→ Brief: How many lines in the entries below contain the word "default"? Answer with the number and nothing else.

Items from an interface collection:
_ _ _
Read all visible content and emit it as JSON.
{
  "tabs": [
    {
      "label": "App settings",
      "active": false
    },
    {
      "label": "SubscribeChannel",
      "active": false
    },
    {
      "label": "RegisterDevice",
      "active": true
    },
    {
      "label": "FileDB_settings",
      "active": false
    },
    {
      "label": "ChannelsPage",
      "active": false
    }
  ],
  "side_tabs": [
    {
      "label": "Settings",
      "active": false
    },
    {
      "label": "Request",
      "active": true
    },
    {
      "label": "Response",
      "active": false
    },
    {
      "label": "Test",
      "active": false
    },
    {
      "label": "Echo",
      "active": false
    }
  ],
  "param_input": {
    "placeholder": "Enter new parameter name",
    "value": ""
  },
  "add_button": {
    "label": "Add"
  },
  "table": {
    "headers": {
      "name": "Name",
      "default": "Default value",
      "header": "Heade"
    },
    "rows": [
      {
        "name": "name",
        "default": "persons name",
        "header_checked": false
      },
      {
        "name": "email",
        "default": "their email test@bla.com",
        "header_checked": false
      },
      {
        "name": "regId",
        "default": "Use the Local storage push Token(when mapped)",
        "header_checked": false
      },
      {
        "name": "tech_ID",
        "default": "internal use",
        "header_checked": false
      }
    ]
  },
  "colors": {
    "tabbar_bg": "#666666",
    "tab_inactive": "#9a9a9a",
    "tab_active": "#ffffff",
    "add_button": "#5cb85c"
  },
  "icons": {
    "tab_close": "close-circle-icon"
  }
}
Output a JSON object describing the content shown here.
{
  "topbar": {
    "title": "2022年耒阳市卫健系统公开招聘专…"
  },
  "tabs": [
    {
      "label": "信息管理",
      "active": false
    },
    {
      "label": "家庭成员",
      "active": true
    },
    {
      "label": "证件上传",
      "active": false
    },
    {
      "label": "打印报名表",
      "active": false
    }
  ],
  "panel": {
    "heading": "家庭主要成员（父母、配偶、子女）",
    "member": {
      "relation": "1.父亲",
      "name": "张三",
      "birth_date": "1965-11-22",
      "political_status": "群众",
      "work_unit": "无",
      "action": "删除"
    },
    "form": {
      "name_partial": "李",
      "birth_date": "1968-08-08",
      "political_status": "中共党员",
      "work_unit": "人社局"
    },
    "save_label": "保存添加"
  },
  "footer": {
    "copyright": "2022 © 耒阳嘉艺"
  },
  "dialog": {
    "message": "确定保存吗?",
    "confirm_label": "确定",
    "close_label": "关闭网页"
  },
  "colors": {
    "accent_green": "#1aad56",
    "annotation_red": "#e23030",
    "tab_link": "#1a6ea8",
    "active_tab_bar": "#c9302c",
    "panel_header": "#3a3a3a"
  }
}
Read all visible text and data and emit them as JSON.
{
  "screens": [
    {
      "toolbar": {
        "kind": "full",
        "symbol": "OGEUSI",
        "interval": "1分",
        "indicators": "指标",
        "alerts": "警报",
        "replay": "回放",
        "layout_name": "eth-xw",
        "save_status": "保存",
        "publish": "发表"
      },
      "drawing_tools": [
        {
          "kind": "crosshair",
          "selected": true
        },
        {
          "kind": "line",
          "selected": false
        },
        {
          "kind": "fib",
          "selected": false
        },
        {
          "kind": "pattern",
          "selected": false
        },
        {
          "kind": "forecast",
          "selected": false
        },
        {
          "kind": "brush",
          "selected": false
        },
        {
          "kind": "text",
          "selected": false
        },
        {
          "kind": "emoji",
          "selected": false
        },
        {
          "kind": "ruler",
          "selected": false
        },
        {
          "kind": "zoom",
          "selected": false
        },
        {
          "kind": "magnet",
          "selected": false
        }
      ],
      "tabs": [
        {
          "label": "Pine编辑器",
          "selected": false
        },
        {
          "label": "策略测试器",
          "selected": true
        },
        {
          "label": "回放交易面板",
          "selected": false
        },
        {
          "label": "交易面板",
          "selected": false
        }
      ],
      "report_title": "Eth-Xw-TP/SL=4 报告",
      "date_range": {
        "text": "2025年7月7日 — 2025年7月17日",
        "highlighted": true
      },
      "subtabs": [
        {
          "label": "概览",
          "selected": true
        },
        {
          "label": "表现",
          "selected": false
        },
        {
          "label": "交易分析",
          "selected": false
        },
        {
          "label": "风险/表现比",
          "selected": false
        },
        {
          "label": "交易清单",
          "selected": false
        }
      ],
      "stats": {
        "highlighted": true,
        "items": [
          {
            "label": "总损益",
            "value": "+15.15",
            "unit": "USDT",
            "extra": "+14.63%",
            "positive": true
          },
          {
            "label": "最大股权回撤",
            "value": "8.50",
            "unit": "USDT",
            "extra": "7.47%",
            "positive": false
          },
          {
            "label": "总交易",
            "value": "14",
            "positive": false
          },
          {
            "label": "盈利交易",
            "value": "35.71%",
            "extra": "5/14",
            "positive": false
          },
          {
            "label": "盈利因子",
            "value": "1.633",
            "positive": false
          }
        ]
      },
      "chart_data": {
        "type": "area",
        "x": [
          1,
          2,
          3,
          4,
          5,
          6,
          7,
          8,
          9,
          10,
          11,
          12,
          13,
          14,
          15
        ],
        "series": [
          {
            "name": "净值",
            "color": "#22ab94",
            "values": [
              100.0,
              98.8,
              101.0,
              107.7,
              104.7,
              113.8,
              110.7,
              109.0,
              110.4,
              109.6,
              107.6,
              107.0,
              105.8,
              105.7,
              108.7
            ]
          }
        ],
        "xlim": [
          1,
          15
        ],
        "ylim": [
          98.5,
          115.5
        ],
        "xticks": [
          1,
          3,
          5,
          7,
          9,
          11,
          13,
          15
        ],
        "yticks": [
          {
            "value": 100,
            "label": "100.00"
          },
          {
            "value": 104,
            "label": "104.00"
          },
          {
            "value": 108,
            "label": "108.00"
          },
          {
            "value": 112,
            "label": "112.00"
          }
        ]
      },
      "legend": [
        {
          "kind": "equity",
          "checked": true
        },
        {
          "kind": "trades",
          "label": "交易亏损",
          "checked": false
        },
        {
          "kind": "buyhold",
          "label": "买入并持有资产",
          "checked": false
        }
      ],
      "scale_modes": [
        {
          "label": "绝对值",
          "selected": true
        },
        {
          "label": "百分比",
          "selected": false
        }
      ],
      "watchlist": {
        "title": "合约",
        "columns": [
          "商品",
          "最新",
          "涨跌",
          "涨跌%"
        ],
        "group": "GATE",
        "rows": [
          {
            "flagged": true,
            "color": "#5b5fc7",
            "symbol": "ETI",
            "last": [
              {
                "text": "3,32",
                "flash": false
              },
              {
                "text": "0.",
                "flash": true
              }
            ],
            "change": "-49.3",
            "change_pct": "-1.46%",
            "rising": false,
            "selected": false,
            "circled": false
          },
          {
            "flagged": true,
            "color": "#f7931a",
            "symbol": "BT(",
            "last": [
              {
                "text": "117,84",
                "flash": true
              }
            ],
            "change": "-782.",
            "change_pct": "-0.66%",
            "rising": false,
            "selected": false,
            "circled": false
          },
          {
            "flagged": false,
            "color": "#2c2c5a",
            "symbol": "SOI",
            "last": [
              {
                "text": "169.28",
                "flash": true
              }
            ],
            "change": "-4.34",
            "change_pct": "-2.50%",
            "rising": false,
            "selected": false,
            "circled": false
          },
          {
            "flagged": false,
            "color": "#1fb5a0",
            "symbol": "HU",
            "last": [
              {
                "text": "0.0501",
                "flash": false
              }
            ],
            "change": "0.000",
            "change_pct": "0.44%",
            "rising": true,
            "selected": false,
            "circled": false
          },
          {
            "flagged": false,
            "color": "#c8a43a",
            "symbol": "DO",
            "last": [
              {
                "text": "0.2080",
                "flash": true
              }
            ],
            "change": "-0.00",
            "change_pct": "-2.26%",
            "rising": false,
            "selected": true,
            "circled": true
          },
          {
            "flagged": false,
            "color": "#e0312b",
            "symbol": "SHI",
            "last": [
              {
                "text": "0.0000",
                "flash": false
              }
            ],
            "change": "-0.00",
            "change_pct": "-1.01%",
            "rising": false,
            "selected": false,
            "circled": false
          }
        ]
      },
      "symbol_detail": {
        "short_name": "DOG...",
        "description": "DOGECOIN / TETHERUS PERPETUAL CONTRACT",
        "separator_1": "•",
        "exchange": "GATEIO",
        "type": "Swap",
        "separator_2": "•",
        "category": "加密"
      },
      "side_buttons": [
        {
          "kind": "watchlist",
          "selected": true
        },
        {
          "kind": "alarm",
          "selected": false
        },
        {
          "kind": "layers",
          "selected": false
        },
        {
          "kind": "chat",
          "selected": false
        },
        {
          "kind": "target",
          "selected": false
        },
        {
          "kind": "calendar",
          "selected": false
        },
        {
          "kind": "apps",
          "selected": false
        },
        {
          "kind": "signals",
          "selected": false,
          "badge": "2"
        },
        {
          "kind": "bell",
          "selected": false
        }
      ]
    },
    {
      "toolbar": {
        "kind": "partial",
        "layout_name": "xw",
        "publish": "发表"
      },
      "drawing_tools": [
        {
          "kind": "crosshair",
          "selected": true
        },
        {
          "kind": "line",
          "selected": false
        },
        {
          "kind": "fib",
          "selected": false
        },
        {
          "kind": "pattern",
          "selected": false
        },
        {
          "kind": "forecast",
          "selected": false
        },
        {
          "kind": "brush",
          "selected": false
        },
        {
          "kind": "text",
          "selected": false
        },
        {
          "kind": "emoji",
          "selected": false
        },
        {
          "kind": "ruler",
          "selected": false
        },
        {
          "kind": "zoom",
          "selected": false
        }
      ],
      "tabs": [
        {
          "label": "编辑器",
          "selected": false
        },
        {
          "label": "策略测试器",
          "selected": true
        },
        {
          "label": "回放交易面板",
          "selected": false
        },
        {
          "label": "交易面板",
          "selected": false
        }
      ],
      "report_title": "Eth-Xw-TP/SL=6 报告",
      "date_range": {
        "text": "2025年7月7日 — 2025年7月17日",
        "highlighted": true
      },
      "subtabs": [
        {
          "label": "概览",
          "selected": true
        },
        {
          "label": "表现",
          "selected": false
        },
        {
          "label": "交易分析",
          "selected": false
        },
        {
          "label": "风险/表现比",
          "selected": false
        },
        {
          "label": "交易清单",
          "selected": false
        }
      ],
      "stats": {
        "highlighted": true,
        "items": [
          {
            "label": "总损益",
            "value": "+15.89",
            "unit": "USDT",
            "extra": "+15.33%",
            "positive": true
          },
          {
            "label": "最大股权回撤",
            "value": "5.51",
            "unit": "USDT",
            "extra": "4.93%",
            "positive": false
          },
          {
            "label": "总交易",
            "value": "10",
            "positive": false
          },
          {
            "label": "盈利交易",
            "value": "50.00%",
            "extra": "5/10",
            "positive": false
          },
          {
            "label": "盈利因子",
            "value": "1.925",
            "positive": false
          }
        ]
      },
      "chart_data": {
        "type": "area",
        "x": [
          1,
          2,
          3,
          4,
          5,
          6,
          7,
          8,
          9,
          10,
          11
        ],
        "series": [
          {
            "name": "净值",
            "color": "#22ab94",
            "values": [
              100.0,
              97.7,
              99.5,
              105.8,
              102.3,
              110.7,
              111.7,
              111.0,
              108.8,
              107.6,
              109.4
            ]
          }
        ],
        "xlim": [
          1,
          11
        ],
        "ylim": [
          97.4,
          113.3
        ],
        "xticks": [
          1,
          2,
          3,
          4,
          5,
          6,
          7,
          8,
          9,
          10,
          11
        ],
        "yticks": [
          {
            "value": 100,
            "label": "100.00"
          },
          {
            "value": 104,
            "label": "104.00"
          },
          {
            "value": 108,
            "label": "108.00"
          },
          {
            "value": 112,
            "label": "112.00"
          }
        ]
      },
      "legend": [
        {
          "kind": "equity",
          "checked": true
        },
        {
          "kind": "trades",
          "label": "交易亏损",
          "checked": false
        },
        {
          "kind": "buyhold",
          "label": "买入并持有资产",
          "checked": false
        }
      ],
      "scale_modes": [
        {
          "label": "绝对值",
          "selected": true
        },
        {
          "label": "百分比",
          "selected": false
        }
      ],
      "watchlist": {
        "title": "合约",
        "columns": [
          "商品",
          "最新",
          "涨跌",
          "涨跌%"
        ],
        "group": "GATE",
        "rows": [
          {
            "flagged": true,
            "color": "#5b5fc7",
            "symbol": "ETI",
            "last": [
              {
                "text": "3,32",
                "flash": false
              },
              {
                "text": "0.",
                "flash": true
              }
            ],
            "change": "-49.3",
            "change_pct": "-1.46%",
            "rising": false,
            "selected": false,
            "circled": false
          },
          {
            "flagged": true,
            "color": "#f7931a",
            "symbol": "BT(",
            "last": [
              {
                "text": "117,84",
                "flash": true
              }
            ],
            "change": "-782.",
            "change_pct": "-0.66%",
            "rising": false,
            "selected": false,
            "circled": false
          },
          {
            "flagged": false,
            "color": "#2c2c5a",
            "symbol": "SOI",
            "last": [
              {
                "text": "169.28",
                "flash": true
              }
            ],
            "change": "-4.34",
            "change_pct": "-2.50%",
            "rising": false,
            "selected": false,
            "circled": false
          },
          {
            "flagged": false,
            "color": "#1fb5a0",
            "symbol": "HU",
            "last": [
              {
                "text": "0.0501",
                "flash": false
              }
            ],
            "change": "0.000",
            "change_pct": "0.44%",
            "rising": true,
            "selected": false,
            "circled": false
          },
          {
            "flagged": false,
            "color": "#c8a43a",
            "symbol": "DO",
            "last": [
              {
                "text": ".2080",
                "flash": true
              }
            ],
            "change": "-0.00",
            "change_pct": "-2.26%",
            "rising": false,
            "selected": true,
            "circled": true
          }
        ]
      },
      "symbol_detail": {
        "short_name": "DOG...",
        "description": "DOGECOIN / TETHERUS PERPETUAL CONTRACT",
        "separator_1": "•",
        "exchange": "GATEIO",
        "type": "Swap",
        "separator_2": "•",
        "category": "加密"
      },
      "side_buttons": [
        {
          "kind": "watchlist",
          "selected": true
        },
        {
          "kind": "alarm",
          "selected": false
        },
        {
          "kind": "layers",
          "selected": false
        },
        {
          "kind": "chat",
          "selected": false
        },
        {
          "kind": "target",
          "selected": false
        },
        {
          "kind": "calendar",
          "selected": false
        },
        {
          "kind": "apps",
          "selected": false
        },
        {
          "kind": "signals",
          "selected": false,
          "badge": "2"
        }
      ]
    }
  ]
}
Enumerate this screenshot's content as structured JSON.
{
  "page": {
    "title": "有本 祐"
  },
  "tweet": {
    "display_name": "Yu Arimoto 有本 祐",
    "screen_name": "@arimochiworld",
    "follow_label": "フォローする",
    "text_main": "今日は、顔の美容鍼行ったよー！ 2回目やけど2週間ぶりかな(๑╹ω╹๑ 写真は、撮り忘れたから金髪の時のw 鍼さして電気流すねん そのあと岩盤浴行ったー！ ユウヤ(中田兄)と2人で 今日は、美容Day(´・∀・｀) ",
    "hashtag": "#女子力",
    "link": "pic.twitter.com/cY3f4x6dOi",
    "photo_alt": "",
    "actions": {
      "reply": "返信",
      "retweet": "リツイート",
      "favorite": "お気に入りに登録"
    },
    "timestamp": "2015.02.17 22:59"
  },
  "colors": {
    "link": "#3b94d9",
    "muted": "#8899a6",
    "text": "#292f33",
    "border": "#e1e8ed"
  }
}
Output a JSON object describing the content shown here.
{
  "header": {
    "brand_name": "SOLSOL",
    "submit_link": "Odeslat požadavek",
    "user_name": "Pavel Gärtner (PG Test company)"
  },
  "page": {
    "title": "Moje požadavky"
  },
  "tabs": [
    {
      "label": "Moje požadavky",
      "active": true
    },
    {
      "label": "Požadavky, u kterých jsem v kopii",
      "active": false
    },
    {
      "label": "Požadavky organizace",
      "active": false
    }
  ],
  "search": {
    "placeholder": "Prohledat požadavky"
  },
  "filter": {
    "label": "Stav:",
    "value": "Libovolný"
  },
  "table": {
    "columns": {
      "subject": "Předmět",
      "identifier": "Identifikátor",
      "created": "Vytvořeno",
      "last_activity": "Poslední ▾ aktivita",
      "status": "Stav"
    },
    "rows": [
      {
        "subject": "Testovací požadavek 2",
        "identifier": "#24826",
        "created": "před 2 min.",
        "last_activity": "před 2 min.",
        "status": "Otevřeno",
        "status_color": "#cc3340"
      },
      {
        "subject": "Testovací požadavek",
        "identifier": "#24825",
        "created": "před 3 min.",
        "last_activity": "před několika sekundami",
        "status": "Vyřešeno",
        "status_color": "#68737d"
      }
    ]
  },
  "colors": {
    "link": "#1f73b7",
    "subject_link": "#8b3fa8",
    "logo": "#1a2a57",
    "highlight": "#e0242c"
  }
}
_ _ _
→ Answer: 5